  • Design your systems of engagement to deliver a task-oriented service experience. And that requires you to "atomize" your business processes, to divide them up into the small chunks that customers care about and can interact with. This is where the technology gets important and hard. And it's still coming together. Vendors like Appian and Leapfactor and appsFreedom and Kony Solutions and IBM's WebSphere-based foundation for mobile computing are starting to build cloud-connected engagement platforms to tie content, systems of record, social feeds, device data, SaaS services, and especially analytics together to serve customers in their pocket. This is where IT and a new "chief mobility officer" must step up to work more closely with business people. This is a 5-8 year technology platforms journey that's only two years old.
  • Design and operate your mobile app to help customers take the next most likely action. And that means mastering task-oriented experience design. It means designing around action buttons, not forms. It means putting performance and responsiveness on equal footing with interface and brand. It means building analytics and social feedback into the app itself. It means putting customer context and social networking and predictive analytics at the core of the engagement.

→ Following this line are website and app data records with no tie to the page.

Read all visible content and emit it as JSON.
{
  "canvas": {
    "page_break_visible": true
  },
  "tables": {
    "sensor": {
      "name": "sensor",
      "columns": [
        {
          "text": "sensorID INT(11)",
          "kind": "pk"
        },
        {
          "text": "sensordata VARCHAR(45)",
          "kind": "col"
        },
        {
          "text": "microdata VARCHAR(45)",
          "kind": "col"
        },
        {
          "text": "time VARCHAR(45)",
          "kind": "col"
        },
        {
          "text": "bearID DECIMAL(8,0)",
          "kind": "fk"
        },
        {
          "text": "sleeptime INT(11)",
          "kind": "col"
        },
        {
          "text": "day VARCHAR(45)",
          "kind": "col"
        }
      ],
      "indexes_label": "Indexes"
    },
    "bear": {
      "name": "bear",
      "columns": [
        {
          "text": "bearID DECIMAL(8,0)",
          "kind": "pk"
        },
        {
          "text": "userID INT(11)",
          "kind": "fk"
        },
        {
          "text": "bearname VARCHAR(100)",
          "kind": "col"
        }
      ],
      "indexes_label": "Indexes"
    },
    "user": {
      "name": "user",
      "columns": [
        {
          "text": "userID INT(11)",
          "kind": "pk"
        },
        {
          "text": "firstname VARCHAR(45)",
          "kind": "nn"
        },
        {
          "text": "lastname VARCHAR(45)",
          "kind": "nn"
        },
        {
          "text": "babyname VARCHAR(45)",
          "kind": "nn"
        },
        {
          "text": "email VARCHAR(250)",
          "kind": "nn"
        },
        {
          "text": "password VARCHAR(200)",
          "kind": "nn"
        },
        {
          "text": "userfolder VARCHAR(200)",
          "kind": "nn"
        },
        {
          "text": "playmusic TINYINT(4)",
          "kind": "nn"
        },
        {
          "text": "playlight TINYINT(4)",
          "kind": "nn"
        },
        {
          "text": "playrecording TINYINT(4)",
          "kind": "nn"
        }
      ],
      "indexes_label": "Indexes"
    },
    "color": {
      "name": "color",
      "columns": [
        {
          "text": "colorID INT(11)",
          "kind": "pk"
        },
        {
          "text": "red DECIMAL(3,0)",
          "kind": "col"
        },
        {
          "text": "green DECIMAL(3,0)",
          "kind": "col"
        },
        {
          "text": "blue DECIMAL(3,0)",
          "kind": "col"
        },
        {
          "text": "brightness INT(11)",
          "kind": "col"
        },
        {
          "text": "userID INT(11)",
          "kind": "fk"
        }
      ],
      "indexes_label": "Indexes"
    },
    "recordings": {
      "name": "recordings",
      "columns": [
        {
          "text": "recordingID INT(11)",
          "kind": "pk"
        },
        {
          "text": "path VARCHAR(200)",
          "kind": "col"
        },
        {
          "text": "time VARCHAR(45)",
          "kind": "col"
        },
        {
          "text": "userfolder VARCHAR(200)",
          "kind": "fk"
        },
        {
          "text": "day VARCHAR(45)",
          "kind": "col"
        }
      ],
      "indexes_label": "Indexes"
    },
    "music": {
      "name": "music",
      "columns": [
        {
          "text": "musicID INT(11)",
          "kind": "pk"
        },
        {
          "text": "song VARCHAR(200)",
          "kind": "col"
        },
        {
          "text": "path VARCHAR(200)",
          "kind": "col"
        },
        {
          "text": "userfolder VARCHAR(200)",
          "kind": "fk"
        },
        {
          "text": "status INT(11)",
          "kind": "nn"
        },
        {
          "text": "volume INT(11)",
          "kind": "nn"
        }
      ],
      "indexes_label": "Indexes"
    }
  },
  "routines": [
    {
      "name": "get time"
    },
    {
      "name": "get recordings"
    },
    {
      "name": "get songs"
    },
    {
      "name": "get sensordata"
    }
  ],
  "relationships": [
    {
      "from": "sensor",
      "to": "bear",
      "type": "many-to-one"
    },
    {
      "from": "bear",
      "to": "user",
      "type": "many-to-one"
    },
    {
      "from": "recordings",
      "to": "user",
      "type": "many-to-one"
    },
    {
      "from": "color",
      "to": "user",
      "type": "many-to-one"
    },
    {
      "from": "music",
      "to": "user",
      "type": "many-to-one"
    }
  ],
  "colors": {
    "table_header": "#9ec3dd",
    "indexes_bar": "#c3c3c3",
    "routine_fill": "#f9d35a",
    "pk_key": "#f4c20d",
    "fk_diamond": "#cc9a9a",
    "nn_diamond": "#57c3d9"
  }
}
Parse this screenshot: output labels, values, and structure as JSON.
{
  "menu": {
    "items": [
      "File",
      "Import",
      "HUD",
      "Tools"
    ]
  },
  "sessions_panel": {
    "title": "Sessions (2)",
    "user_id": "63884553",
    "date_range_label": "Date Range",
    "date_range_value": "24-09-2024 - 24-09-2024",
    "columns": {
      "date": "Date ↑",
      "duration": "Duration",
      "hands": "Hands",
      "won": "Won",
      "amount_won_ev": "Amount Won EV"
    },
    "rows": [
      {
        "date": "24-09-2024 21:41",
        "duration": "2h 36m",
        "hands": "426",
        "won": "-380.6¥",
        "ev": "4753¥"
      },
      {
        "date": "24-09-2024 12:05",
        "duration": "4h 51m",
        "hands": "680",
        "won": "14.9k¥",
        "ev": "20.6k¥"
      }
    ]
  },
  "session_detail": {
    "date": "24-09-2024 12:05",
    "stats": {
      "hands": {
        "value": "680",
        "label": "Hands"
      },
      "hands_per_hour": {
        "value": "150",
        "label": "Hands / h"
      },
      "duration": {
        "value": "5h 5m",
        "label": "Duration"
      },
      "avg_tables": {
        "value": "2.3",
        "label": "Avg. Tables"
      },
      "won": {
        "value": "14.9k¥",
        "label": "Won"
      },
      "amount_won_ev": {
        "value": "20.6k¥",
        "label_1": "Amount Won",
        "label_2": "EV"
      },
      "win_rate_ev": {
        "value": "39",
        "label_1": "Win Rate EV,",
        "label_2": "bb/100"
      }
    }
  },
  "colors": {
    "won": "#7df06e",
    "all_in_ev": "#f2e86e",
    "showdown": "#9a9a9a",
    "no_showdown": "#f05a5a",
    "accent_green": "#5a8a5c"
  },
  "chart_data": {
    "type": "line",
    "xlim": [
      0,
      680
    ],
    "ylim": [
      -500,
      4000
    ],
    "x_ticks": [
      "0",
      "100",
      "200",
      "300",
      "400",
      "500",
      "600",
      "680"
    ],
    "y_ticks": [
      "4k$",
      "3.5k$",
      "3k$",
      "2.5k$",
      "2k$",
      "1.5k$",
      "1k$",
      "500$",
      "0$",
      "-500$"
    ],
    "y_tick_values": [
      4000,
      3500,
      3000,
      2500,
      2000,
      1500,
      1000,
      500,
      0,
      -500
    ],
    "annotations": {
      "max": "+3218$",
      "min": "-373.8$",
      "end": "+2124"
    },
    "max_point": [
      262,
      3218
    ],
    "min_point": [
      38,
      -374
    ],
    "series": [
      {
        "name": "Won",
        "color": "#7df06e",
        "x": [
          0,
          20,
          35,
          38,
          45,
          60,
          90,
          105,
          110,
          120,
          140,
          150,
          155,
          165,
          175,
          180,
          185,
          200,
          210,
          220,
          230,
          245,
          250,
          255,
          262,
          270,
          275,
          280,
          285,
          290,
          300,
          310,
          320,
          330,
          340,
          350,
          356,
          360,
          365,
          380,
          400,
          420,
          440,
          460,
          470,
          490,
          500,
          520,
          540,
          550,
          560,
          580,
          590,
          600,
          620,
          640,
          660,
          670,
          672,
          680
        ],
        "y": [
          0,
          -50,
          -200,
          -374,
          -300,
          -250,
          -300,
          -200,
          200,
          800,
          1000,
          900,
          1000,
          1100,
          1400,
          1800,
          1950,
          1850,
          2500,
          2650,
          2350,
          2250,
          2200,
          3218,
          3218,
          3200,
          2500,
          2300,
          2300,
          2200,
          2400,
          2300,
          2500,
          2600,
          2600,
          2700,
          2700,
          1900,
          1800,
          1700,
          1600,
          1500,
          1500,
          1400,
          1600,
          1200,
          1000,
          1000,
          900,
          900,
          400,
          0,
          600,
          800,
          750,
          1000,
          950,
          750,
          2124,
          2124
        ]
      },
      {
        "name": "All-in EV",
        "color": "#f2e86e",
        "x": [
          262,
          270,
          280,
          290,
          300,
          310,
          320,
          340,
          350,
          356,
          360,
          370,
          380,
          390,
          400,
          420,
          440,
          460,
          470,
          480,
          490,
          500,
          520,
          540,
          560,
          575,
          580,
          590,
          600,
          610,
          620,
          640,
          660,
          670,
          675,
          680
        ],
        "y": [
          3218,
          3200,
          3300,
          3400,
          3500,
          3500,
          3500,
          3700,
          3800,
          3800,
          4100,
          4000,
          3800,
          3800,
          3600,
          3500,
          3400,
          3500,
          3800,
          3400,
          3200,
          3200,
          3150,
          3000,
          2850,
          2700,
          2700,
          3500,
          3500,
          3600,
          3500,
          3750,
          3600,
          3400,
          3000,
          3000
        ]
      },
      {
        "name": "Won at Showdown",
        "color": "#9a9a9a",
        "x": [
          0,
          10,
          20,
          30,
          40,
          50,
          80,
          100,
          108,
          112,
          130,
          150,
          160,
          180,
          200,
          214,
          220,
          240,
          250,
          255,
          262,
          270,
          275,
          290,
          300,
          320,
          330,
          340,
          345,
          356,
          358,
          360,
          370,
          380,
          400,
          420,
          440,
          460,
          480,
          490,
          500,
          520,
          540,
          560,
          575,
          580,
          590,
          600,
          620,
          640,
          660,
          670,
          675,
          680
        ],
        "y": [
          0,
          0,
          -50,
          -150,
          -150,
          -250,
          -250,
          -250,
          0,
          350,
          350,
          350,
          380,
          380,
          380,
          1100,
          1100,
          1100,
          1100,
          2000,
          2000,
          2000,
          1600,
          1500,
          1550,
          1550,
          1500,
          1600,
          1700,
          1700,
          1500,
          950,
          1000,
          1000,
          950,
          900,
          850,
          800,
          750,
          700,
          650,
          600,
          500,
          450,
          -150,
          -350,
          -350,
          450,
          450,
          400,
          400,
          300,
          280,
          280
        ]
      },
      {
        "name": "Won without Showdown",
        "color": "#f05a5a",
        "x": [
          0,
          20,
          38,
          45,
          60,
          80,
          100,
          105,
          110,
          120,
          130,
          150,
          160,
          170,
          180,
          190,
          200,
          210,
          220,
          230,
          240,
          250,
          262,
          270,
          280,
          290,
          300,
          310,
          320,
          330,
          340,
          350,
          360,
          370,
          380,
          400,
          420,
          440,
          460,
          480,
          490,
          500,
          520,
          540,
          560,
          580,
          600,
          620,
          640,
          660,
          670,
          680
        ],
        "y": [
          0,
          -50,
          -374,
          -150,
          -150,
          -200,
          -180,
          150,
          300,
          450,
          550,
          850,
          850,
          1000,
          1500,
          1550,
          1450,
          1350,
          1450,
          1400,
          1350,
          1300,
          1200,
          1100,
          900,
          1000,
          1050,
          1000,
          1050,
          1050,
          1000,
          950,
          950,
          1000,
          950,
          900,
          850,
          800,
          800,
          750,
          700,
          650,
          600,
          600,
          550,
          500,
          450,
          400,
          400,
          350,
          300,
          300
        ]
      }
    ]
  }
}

So designing for mobile first means way more than HTML5 versus native apps. It's more about designing the business for mobile service. And it's hard to do, but it's worth it. Need proof? USAA saw its mobile transaction volume soar from a projected 20 million per month to an actual 120 million per month because of its success in serving customers on their smartphones with mobile check deposits and other banking services. That's goodness. See the AA mobile app below for a simple example of mobile engagement. I rarely use www.aa.com any more.

Lastly, what applies to customer mobile engagmeent applies to partner engagement -- helping business customers and partners take the next most likely action in a sales meeting as Trane does or in a service call as GE and Caterpiller do. And it applies to employee engagement, making employees take action and be productive and successful anywhere at any time on any device as Box and Cisco WebEx and Evernote do.

What's your mobile engagement strategy?

Figure 1 - 3 American Airlines iPhone App With Next Most Likely Action Buttons

Newsletters

You have been successfully signed up. To sign up for more newsletters or to manage your account, visit the Newsletter Subscription Center.
See All
See All